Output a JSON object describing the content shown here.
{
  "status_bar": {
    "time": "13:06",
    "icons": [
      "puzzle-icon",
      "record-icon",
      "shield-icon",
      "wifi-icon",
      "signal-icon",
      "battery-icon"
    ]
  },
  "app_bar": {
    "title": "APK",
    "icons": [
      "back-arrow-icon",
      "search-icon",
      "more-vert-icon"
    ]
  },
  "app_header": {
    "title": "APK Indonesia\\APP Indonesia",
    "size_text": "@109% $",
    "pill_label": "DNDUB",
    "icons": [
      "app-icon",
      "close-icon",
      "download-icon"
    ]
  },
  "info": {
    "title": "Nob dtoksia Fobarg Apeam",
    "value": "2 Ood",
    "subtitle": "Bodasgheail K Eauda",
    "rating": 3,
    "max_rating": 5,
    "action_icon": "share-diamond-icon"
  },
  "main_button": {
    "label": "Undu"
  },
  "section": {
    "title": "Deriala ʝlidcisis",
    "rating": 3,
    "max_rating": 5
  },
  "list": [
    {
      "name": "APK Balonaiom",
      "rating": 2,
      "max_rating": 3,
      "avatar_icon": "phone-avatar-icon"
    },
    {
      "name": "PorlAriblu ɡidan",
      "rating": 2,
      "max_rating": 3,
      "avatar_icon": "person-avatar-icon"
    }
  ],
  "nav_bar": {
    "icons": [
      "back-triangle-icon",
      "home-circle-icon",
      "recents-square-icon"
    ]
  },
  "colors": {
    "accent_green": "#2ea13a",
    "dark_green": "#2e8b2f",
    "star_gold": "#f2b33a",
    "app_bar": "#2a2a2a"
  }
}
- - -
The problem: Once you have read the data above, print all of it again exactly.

Result:
Output a JSON object describing the content shown here.
{
  "status_bar": {
    "time": "13:06",
    "icons": [
      "puzzle-icon",
      "record-icon",
      "shield-icon",
      "wifi-icon",
      "signal-icon",
      "battery-icon"
    ]
  },
  "app_bar": {
    "title": "APK",
    "icons": [
      "back-arrow-icon",
      "search-icon",
      "more-vert-icon"
    ]
  },
  "app_header": {
    "title": "APK Indonesia\\APP Indonesia",
    "size_text": "@109% $",
    "pill_label": "DNDUB",
    "icons": [
      "app-icon",
      "close-icon",
      "download-icon"
    ]
  },
  "info": {
    "title": "Nob dtoksia Fobarg Apeam",
    "value": "2 Ood",
    "subtitle": "Bodasgheail K Eauda",
    "rating": 3,
    "max_rating": 5,
    "action_icon": "share-diamond-icon"
  },
  "main_button": {
    "label": "Undu"
  },
  "section": {
    "title": "Deriala ʝlidcisis",
    "rating": 3,
    "max_rating": 5
  },
  "list": [
    {
      "name": "APK Balonaiom",
      "rating": 2,
      "max_rating": 3,
      "avatar_icon": "phone-avatar-icon"
    },
    {
      "name": "PorlAriblu ɡidan",
      "rating": 2,
      "max_rating": 3,
      "avatar_icon": "person-avatar-icon"
    }
  ],
  "nav_bar": {
    "icons": [
      "back-triangle-icon",
      "home-circle-icon",
      "recents-square-icon"
    ]
  },
  "colors": {
    "accent_green": "#2ea13a",
    "dark_green": "#2e8b2f",
    "star_gold": "#f2b33a",
    "app_bar": "#2a2a2a"
  }
}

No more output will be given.